Enhanced perioperative management of children with autism: a pilot study.


Department of Anesthesia, McMaster University, 1200 Main St West, Hamilton, ON, L8S 4K1, Canada. [Email]


OBJECTIVE : When children with autism spectrum disorder (ASD) are in hospital, difficulties with socialization, communication, and behaviour can be exacerbated. The purpose of this study was to establish feasibility of an enhanced perioperative care pathway.
METHODS : Utilizing parental and provider feedback, a protocol including environment modification, anxiolysis plans, specialized order sets, and child life specialist (CLS) support was developed over a nine-month period. Autism severity scores (ASS), communication styles, triggers, and previous experiences were used to create individualized care plans in the preoperative clinic. Emotion and sedation scores in the same day surgery unit, at anesthesia induction, and in the postanesthesia care unit were recorded. Acceptance was obtained from nurses, anesthesiologists, and parents. Feasibility criteria included the recruitment rate, adherence to protocol, data collection, and patient follow-up.
RESULTS : Eighteen patients were enrolled in this pilot study. All feasibility criteria including recruitment, adherence to study protocol (97%), and follow-up (94%) were met. Fifteen (83%) patients were nonverbal and minimally interactive (ASS = 3). Common triggers were loud noises (78%), crowds (78%), and bright lights (56%). After implementation of the protocol, 15 (83%) of the anesthetic inductions were described as excellent. Ten different premedication plans were used.

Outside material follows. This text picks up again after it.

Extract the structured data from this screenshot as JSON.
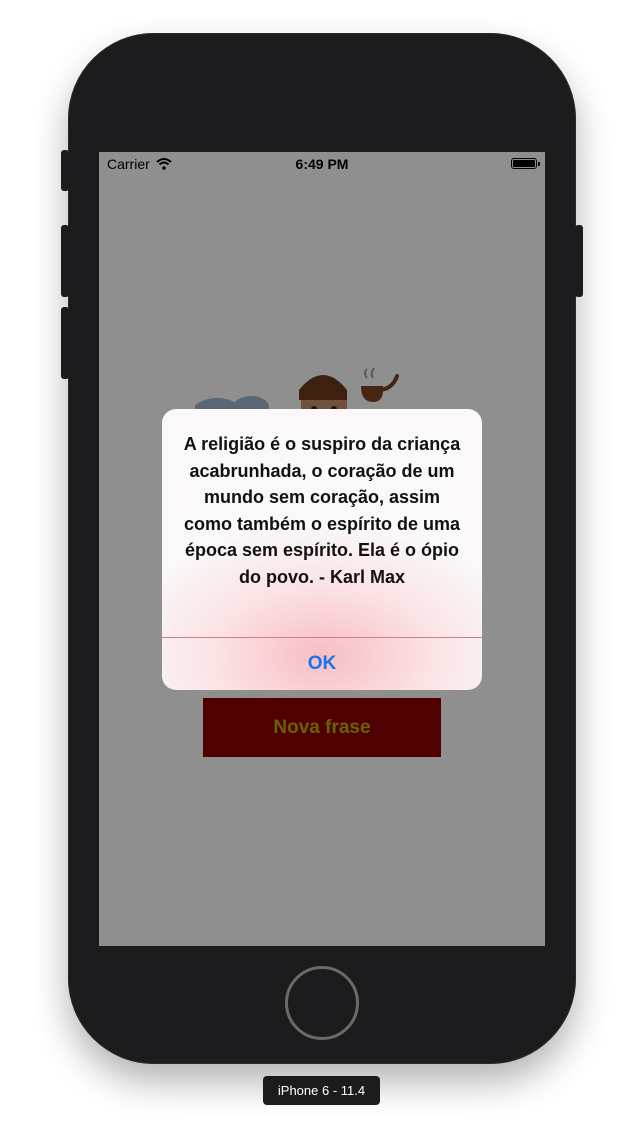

Parents described the personalized plan, anxiolysis medication, and CLS support as advantageous. All (100%) nurses, anesthesiologists, and parents felt the program should continue.
CONCLUSIONS : We showed that a multidisciplinary perioperative care plan for children with severe ASD was feasible and 100% accepted at our institution. The individual nature of anxiolysis plans was considered a strength of the protocol.